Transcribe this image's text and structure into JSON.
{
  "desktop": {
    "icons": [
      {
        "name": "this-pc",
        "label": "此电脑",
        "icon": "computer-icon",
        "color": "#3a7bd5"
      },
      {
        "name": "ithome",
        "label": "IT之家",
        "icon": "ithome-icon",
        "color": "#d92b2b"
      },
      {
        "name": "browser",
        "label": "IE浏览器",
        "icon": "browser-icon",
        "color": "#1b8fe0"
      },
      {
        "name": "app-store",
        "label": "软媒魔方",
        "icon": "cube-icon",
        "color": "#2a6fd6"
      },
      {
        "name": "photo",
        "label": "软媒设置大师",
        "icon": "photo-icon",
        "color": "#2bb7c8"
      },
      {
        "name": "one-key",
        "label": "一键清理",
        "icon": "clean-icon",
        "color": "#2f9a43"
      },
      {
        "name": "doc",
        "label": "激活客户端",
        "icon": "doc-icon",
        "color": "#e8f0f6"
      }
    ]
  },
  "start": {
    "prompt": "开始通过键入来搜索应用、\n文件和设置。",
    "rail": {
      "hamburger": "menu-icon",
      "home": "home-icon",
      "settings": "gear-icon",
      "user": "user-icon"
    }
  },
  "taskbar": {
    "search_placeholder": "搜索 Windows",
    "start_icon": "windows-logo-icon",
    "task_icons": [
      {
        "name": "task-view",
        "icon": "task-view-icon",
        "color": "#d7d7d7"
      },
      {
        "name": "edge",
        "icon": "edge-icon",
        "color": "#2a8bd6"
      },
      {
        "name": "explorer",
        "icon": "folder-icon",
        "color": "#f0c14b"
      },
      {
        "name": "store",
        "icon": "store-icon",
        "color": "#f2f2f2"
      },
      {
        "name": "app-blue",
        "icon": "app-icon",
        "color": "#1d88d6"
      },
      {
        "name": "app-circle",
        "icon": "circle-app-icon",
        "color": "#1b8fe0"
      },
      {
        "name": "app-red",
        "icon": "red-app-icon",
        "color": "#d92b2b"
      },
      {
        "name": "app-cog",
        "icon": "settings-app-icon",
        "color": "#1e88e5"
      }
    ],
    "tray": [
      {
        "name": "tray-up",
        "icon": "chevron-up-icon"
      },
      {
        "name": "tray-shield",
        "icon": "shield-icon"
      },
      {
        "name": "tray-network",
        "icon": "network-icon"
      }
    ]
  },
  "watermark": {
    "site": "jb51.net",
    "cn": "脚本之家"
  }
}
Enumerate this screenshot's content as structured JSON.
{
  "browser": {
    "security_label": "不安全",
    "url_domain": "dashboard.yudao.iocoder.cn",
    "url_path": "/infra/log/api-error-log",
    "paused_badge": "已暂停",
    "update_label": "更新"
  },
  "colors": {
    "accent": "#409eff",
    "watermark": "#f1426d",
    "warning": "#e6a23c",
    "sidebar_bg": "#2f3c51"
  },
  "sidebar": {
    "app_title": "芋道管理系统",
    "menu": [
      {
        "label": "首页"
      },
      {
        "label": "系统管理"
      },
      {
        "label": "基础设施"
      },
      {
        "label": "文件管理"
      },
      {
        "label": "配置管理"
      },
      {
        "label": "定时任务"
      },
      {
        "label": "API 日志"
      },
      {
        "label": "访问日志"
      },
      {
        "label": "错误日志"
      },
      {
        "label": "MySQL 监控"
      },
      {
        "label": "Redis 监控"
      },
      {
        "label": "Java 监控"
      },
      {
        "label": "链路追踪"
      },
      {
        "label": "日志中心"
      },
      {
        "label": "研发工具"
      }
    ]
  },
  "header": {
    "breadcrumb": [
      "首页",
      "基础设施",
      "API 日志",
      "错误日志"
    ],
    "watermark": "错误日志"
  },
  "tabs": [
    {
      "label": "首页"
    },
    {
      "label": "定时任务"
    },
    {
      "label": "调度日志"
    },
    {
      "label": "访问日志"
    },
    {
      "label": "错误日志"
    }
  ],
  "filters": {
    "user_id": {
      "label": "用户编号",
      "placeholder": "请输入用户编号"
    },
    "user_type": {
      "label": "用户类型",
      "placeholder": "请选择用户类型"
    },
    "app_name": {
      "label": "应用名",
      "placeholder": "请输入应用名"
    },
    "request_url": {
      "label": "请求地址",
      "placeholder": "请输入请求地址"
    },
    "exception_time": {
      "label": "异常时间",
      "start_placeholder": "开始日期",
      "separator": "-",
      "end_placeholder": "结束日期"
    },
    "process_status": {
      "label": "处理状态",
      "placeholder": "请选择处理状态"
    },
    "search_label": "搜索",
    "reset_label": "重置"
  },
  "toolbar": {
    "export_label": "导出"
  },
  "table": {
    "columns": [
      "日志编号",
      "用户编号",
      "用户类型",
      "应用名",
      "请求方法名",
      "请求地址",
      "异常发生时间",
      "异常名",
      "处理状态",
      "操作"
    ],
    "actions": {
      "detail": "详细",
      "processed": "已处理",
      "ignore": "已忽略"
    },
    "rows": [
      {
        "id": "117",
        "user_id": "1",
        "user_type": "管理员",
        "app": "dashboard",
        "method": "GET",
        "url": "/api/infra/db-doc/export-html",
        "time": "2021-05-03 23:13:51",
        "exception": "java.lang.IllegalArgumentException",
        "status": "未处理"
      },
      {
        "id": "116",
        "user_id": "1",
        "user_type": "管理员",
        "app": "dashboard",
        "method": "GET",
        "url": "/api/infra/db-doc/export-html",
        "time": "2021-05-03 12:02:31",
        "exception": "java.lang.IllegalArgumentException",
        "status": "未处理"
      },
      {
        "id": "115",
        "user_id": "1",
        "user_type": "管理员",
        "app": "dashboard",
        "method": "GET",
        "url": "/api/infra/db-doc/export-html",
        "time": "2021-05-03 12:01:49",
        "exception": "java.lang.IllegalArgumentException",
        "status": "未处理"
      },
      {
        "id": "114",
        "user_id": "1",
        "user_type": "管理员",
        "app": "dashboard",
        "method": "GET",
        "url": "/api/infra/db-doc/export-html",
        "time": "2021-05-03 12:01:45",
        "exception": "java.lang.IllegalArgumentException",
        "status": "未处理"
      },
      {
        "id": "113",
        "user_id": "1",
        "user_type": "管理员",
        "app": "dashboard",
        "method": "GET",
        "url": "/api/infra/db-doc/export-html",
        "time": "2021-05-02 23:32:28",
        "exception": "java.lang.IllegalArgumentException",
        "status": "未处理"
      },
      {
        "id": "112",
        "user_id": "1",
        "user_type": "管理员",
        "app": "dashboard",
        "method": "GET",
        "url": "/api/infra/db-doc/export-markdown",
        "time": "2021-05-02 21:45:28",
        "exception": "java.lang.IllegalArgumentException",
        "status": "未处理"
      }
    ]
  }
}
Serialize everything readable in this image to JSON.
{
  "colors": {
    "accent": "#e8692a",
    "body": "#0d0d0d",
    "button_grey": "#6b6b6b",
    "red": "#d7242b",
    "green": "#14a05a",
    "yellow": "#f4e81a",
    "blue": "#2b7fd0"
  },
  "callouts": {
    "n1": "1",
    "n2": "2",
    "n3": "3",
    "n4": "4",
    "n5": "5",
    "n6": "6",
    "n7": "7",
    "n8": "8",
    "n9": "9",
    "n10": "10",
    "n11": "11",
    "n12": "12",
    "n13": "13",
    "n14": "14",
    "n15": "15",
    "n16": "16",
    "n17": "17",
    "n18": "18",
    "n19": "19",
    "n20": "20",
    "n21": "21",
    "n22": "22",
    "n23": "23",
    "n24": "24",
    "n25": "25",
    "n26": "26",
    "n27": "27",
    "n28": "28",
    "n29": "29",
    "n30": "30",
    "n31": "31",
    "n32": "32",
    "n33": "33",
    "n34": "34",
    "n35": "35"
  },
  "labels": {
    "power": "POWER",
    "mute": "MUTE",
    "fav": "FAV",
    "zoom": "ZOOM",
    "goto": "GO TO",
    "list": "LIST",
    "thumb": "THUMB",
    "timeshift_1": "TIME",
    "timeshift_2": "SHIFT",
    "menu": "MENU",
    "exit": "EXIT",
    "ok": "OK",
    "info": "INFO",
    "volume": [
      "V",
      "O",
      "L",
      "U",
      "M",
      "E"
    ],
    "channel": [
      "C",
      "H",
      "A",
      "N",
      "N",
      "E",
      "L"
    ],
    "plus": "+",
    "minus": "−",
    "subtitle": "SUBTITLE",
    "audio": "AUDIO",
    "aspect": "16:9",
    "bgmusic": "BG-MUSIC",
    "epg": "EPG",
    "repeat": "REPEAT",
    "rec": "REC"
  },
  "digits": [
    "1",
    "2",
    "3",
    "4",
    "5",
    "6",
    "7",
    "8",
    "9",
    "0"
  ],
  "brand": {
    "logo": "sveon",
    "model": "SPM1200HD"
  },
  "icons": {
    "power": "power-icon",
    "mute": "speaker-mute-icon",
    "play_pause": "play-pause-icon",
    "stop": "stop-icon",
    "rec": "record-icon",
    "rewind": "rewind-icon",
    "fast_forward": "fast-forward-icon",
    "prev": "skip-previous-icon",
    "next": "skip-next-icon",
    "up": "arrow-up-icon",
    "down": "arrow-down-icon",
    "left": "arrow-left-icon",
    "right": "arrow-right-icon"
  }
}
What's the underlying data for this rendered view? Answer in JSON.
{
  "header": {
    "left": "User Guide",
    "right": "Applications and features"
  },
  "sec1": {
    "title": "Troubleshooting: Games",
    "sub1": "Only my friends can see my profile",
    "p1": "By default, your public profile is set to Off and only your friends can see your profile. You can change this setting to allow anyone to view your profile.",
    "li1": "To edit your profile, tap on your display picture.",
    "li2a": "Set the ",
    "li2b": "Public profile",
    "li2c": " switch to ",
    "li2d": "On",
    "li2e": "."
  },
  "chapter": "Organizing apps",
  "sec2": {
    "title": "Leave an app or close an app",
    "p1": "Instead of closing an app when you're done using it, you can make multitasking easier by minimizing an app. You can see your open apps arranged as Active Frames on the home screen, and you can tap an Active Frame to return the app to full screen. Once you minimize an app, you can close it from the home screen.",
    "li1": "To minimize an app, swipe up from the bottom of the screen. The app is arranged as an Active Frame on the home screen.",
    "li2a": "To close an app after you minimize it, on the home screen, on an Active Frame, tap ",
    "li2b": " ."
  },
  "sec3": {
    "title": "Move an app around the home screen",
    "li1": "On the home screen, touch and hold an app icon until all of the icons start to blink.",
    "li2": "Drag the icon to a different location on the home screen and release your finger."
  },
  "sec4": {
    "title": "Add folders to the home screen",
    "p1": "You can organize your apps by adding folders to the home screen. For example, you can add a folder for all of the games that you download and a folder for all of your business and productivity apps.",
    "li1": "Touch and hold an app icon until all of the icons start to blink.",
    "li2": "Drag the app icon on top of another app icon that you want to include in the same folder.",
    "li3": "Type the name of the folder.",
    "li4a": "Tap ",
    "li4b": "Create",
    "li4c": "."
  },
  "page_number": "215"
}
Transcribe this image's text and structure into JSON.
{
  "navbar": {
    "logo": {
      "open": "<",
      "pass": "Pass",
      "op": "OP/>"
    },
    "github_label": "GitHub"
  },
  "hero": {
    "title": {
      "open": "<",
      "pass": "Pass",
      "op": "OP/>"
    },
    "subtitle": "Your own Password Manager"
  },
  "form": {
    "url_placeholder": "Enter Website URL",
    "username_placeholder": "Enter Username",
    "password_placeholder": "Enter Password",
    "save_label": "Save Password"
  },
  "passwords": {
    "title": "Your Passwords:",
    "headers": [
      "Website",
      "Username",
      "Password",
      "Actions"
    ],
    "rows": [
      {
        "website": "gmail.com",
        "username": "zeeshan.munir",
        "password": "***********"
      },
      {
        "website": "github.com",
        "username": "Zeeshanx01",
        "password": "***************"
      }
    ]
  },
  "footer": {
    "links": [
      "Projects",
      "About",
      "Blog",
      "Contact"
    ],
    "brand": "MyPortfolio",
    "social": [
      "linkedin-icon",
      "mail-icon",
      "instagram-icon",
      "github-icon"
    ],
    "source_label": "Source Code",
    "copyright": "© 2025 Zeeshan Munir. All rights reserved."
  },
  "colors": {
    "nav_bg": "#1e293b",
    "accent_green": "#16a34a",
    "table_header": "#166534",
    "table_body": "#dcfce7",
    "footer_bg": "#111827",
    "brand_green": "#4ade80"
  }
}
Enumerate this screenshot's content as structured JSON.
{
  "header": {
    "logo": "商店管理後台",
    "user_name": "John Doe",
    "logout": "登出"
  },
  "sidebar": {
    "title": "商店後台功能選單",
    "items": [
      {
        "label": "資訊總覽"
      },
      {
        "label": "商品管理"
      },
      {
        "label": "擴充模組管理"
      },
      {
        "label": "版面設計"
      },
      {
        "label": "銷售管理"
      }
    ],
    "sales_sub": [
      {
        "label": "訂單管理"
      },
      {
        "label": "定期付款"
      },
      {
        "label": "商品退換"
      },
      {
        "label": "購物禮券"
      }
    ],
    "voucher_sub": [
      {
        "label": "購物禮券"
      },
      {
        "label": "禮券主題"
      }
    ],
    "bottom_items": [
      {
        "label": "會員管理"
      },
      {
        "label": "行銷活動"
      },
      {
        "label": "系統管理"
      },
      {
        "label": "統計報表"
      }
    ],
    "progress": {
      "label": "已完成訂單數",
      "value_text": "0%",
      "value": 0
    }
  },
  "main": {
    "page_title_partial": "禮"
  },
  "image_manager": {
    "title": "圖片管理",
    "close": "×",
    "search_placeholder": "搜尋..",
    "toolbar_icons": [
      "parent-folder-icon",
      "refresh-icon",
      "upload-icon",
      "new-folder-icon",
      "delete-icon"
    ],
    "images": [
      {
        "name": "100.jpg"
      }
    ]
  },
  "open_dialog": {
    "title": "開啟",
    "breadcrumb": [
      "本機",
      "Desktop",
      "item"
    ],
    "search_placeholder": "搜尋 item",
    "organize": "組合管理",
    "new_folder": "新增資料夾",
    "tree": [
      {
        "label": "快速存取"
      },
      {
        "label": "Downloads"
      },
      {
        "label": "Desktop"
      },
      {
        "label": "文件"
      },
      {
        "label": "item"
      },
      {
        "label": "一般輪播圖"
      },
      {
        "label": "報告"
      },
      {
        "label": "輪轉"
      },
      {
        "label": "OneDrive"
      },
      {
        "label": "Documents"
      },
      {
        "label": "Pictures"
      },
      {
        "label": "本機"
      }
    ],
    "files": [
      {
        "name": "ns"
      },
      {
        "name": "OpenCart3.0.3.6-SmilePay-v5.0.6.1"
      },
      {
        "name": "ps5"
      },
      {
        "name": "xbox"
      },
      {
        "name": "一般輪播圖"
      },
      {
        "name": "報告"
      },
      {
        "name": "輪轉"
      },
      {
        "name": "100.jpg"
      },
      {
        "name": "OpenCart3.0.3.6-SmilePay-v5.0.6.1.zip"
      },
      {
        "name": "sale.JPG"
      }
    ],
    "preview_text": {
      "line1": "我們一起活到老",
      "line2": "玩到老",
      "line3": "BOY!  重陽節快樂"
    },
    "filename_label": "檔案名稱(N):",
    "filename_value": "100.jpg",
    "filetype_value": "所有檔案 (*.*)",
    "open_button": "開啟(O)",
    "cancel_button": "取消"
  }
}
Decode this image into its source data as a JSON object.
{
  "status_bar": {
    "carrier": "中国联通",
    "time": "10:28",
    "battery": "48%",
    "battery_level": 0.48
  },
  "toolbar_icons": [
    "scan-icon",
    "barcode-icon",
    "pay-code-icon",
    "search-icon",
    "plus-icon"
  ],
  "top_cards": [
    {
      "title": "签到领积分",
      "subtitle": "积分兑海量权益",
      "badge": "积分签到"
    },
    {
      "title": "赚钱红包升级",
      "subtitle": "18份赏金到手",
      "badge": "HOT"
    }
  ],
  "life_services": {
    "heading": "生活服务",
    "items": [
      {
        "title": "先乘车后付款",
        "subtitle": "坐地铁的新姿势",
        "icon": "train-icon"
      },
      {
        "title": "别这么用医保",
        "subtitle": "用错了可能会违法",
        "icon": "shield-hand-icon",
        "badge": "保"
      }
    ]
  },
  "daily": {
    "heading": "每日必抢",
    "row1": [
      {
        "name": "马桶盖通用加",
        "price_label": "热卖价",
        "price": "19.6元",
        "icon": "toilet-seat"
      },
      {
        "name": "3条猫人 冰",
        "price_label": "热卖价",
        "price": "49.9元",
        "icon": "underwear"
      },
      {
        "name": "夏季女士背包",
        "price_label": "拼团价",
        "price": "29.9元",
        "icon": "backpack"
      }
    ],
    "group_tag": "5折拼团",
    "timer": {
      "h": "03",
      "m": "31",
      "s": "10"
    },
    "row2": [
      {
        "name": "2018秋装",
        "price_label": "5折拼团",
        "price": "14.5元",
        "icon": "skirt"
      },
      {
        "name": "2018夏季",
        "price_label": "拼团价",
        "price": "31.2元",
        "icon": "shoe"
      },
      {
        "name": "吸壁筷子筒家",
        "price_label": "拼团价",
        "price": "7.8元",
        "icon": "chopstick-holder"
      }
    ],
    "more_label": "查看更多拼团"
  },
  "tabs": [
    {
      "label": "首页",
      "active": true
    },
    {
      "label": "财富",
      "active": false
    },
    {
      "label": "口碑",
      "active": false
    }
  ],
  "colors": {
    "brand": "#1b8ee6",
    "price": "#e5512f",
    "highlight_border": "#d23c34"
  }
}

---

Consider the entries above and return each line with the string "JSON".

Transcribe this image's text and structure into JSON.
Enumerate this screenshot's content as structured JSON.
Serialize everything readable in this image to JSON.
What's the underlying data for this rendered view? Answer in JSON.
Transcribe this image's text and structure into JSON.
Enumerate this screenshot's content as structured JSON.
Decode this image into its source data as a JSON object.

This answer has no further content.